The answer must consist of every line in the data below that holds the word "Buscar".
*** DATA FOR REVIEW
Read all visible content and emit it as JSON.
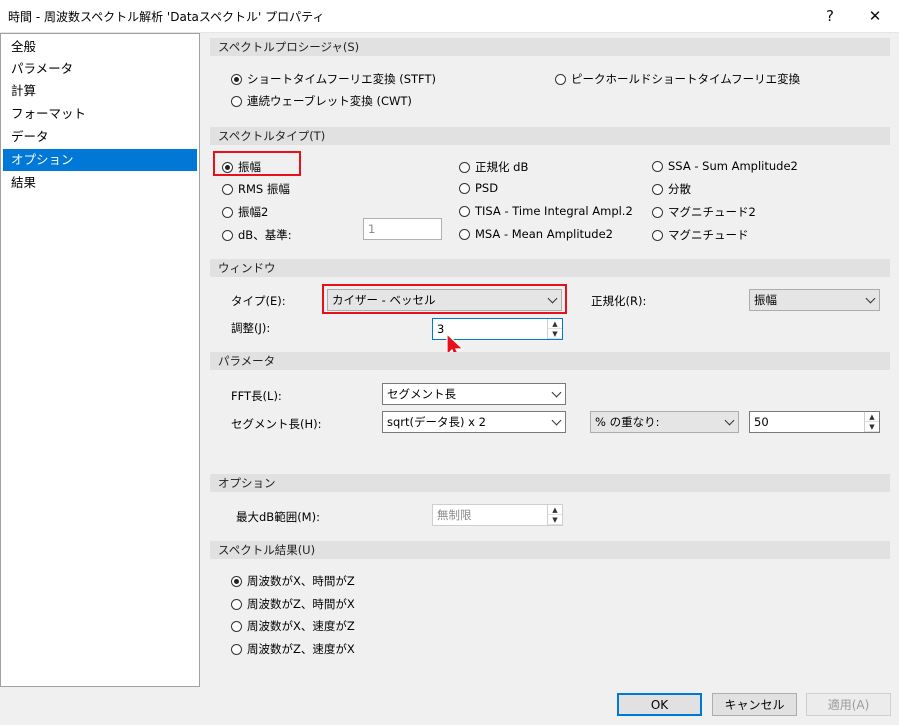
{
  "window": {
    "title": "時間 - 周波数スペクトル解析 'Dataスペクトル' プロパティ",
    "help": "?",
    "close": "✕"
  },
  "sidebar": {
    "items": [
      {
        "label": "全般"
      },
      {
        "label": "パラメータ"
      },
      {
        "label": "計算"
      },
      {
        "label": "フォーマット"
      },
      {
        "label": "データ"
      },
      {
        "label": "オプション",
        "selected": true
      },
      {
        "label": "結果"
      }
    ]
  },
  "spectrogram_section": {
    "title": "スペクトルプロシージャ(S)",
    "options": [
      "ショートタイムフーリエ変換 (STFT)",
      "ピークホールドショートタイムフーリエ変換",
      "連続ウェーブレット変換 (CWT)"
    ],
    "selected": 0
  },
  "spectrum_type": {
    "title": "スペクトルタイプ(T)",
    "options": [
      "振幅",
      "RMS 振幅",
      "振幅2",
      "dB、基準:",
      "正規化 dB",
      "PSD",
      "TISA - Time Integral Ampl.2",
      "MSA - Mean Amplitude2",
      "SSA - Sum Amplitude2",
      "分散",
      "マグニチュード2",
      "マグニチュード"
    ],
    "selected": 0,
    "db_reference_value": "1"
  },
  "window_section": {
    "title": "ウィンドウ",
    "type_label": "タイプ(E):",
    "type_value": "カイザー - ベッセル",
    "normalize_label": "正規化(R):",
    "normalize_value": "振幅",
    "adjust_label": "調整(J):",
    "adjust_value": "3"
  },
  "params_section": {
    "title": "パラメータ",
    "fft_label": "FFT長(L):",
    "fft_value": "セグメント長",
    "segment_label": "セグメント長(H):",
    "segment_value": "sqrt(データ長) x 2",
    "overlap_select": "% の重なり:",
    "overlap_value": "50"
  },
  "options_section": {
    "title": "オプション",
    "max_db_label": "最大dB範囲(M):",
    "max_db_value": "無制限"
  },
  "result_section": {
    "title": "スペクトル結果(U)",
    "options": [
      "周波数がX、時間がZ",
      "周波数がZ、時間がX",
      "周波数がX、速度がZ",
      "周波数がZ、速度がX"
    ],
    "selected": 0
  },
  "buttons": {
    "ok": "OK",
    "cancel": "キャンセル",
    "apply": "適用(A)"
  },
  "colors": {
    "accent": "#0078d7",
    "highlight": "#e8101a"
  }
}
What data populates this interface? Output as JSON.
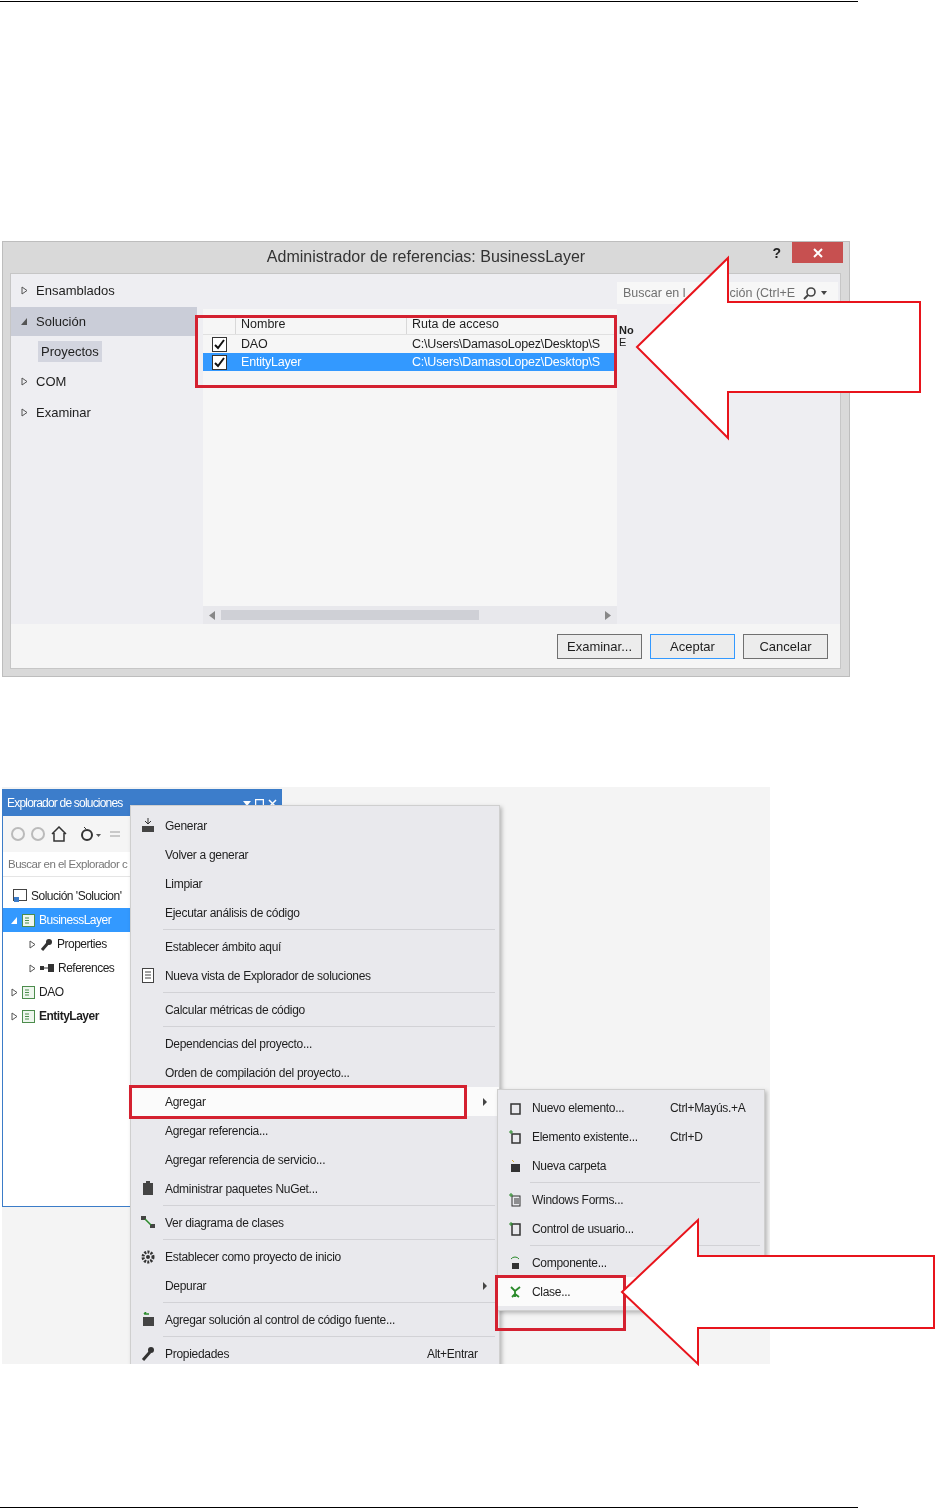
{
  "dialog": {
    "title": "Administrador de referencias: BusinessLayer",
    "help": "?",
    "nav": [
      {
        "label": "Ensamblados",
        "expanded": false,
        "selected": false
      },
      {
        "label": "Solución",
        "expanded": true,
        "selected": true,
        "children": [
          {
            "label": "Proyectos",
            "selected": true
          }
        ]
      },
      {
        "label": "COM",
        "expanded": false,
        "selected": false
      },
      {
        "label": "Examinar",
        "expanded": false,
        "selected": false
      }
    ],
    "search": {
      "placeholder_start": "Buscar en l",
      "placeholder_end": "ción (Ctrl+E"
    },
    "table": {
      "columns": [
        "Nombre",
        "Ruta de acceso"
      ],
      "rows": [
        {
          "name": "DAO",
          "path": "C:\\Users\\DamasoLopez\\Desktop\\S",
          "checked": true,
          "selected": false
        },
        {
          "name": "EntityLayer",
          "path": "C:\\Users\\DamasoLopez\\Desktop\\S",
          "checked": true,
          "selected": true
        }
      ]
    },
    "details": [
      "No",
      "E"
    ],
    "buttons": [
      {
        "label": "Examinar...",
        "default": false
      },
      {
        "label": "Aceptar",
        "default": true
      },
      {
        "label": "Cancelar",
        "default": false
      }
    ]
  },
  "explorer": {
    "title": "Explorador de soluciones",
    "search": {
      "placeholder": "Buscar en el Explorador c"
    },
    "tree": [
      {
        "label": "Solución 'Solucion'",
        "kind": "solution",
        "selected": false,
        "startup": false,
        "children": [
          {
            "label": "BusinessLayer",
            "kind": "project",
            "expanded": true,
            "selected": true,
            "startup": false,
            "children": [
              {
                "label": "Properties",
                "kind": "properties",
                "expanded": false,
                "selected": false,
                "startup": false
              },
              {
                "label": "References",
                "kind": "references",
                "expanded": false,
                "selected": false,
                "startup": false
              }
            ]
          },
          {
            "label": "DAO",
            "kind": "project",
            "expanded": false,
            "selected": false,
            "startup": false
          },
          {
            "label": "EntityLayer",
            "kind": "project",
            "expanded": false,
            "selected": false,
            "startup": true
          }
        ]
      }
    ]
  },
  "context_menu": {
    "items": [
      {
        "label": "Generar",
        "separator_before": false,
        "submenu": false,
        "selected": false
      },
      {
        "label": "Volver a generar",
        "separator_before": false,
        "submenu": false,
        "selected": false
      },
      {
        "label": "Limpiar",
        "separator_before": false,
        "submenu": false,
        "selected": false
      },
      {
        "label": "Ejecutar análisis de código",
        "separator_before": false,
        "submenu": false,
        "selected": false
      },
      {
        "label": "Establecer ámbito aquí",
        "separator_before": true,
        "submenu": false,
        "selected": false
      },
      {
        "label": "Nueva vista de Explorador de soluciones",
        "separator_before": false,
        "submenu": false,
        "selected": false
      },
      {
        "label": "Calcular métricas de código",
        "separator_before": true,
        "submenu": false,
        "selected": false
      },
      {
        "label": "Dependencias del proyecto...",
        "separator_before": true,
        "submenu": false,
        "selected": false
      },
      {
        "label": "Orden de compilación del proyecto...",
        "separator_before": false,
        "submenu": false,
        "selected": false
      },
      {
        "label": "Agregar",
        "separator_before": false,
        "submenu": true,
        "selected": true
      },
      {
        "label": "Agregar referencia...",
        "separator_before": false,
        "submenu": false,
        "selected": false
      },
      {
        "label": "Agregar referencia de servicio...",
        "separator_before": false,
        "submenu": false,
        "selected": false
      },
      {
        "label": "Administrar paquetes NuGet...",
        "separator_before": false,
        "submenu": false,
        "selected": false
      },
      {
        "label": "Ver diagrama de clases",
        "separator_before": true,
        "submenu": false,
        "selected": false
      },
      {
        "label": "Establecer como proyecto de inicio",
        "separator_before": true,
        "submenu": false,
        "selected": false
      },
      {
        "label": "Depurar",
        "separator_before": false,
        "submenu": true,
        "selected": false
      },
      {
        "label": "Agregar solución al control de código fuente...",
        "separator_before": true,
        "submenu": false,
        "selected": false
      },
      {
        "label": "Propiedades",
        "shortcut": "Alt+Entrar",
        "separator_before": true,
        "submenu": false,
        "selected": false
      }
    ]
  },
  "submenu": {
    "items": [
      {
        "label": "Nuevo elemento...",
        "shortcut": "Ctrl+Mayús.+A",
        "separator_before": false,
        "selected": false
      },
      {
        "label": "Elemento existente...",
        "shortcut": "Ctrl+D",
        "separator_before": false,
        "selected": false
      },
      {
        "label": "Nueva carpeta",
        "separator_before": false,
        "selected": false
      },
      {
        "label": "Windows Forms...",
        "separator_before": true,
        "selected": false
      },
      {
        "label": "Control de usuario...",
        "separator_before": false,
        "selected": false
      },
      {
        "label": "Componente...",
        "separator_before": true,
        "selected": false
      },
      {
        "label": "Clase...",
        "separator_before": false,
        "selected": true
      }
    ]
  }
}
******
TASK ANSWER ::
      "placeholder_start": "Buscar en l",
      "placeholder": "Buscar en el Explorador c"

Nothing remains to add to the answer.